The votes are in! After a fiercely contested midterm election, Democrats have gained control of the U.S. House of Representatives, and Republicans have retained the Senate.
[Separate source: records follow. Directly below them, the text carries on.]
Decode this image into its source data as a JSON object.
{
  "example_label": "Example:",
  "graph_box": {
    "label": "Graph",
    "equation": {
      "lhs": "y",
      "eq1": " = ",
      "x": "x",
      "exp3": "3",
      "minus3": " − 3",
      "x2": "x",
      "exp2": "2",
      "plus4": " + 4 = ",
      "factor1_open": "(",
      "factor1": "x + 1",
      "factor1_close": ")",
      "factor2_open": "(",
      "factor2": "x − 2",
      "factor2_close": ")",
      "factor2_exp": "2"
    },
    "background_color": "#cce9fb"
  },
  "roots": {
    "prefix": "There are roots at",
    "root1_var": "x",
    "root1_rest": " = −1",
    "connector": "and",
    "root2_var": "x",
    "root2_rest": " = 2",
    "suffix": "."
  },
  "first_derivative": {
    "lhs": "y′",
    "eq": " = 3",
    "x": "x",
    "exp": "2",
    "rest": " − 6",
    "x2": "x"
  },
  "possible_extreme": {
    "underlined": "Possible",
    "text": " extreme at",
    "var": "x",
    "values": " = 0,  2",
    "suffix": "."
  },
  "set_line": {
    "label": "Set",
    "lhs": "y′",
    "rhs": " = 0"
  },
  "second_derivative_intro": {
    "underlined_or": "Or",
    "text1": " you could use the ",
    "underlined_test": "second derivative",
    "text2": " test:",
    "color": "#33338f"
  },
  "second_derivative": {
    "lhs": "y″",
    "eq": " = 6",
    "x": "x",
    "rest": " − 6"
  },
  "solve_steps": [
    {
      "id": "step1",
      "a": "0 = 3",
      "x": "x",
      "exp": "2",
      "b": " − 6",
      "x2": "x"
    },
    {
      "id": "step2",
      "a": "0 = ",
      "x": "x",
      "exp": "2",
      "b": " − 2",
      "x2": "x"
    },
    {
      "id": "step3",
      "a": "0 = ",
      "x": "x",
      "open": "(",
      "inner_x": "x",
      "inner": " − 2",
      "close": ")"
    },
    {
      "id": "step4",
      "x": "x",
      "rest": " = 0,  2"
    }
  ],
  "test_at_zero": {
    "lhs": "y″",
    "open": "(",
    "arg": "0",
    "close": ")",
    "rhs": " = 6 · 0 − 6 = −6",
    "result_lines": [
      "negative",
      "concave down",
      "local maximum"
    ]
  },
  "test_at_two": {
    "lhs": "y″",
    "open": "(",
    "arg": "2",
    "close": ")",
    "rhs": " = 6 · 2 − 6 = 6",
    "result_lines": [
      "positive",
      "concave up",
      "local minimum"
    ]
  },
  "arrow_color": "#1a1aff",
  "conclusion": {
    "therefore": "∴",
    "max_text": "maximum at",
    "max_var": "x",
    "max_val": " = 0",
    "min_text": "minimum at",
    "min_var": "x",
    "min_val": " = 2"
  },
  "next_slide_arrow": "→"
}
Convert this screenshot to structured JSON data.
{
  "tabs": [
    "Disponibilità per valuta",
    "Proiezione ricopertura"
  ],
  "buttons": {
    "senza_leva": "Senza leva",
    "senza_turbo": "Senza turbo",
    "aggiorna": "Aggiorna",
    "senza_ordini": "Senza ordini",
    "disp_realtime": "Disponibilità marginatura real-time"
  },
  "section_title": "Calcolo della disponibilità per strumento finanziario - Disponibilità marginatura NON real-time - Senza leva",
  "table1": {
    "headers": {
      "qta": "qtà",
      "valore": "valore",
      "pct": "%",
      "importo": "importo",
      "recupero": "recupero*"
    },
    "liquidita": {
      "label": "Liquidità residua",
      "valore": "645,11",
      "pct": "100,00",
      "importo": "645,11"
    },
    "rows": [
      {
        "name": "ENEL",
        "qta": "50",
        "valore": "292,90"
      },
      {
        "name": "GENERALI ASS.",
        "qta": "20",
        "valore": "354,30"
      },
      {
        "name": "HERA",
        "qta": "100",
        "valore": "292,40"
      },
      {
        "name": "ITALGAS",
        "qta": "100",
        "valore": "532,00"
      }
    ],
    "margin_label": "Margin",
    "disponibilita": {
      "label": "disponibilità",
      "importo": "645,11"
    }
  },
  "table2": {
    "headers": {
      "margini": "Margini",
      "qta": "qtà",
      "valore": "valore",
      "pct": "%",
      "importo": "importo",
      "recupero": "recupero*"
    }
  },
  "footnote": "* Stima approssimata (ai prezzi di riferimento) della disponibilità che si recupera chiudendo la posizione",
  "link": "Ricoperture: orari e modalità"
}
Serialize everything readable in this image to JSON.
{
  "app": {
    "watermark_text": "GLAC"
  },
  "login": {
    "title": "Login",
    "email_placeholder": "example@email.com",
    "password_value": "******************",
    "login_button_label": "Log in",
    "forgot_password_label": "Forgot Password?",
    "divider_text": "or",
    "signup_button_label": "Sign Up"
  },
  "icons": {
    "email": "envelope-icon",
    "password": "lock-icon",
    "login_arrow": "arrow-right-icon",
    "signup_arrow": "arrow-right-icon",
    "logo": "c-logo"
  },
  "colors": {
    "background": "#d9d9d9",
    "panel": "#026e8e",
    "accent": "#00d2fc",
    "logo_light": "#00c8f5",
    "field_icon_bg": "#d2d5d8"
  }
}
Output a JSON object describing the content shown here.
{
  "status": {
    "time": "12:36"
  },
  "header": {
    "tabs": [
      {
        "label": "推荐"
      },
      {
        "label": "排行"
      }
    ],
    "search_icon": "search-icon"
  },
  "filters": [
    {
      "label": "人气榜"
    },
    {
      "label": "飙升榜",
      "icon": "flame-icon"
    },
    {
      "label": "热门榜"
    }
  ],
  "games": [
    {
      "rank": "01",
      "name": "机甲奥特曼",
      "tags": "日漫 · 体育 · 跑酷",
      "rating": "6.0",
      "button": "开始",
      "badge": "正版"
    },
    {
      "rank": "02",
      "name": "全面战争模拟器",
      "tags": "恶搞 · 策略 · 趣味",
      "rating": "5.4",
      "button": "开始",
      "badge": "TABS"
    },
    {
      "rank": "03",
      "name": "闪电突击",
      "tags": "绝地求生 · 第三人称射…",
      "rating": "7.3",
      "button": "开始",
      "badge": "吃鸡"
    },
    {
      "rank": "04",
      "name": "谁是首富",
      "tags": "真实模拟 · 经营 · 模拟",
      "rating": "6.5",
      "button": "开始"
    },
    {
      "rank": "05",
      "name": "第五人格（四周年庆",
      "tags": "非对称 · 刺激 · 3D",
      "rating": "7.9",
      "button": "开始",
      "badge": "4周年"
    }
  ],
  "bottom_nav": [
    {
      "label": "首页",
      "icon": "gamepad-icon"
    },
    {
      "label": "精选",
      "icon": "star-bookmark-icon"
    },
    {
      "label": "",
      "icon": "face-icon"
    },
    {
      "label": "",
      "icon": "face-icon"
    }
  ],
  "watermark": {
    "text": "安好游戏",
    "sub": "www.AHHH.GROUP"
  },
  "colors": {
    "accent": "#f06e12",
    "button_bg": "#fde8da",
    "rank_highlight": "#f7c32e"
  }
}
What will this mean for employers and government contractors?

Join experienced Washington, DC-based attorneys David Fortney, Susan Warshaw Ebner, and Nita Beecher on Tuesday, November 13th at 12:00 pm  for a special post-election webinar as they weigh in on how the midterm results affect the legal landscape for labor and employment and government contracting, including:

  • How federal agencies will be affected by the election results, including whether there will be more Congressional oversight of federal agencies’ rulemaking and enforcement activities;
  • What is the impact of the election results on current Federal programs and contracts;
  • Who likely will be the leaders for the key Congressional committees, and what will be their agendas;
  • What is the impact of the elections on the confirmation proceedings for many long-pending key agency nominations; and
  • Whether any key legislation is likely under the new 116th Congress or the final lame duck session of the 115th Congress?

Don’t miss this timely discussion! Click here to register.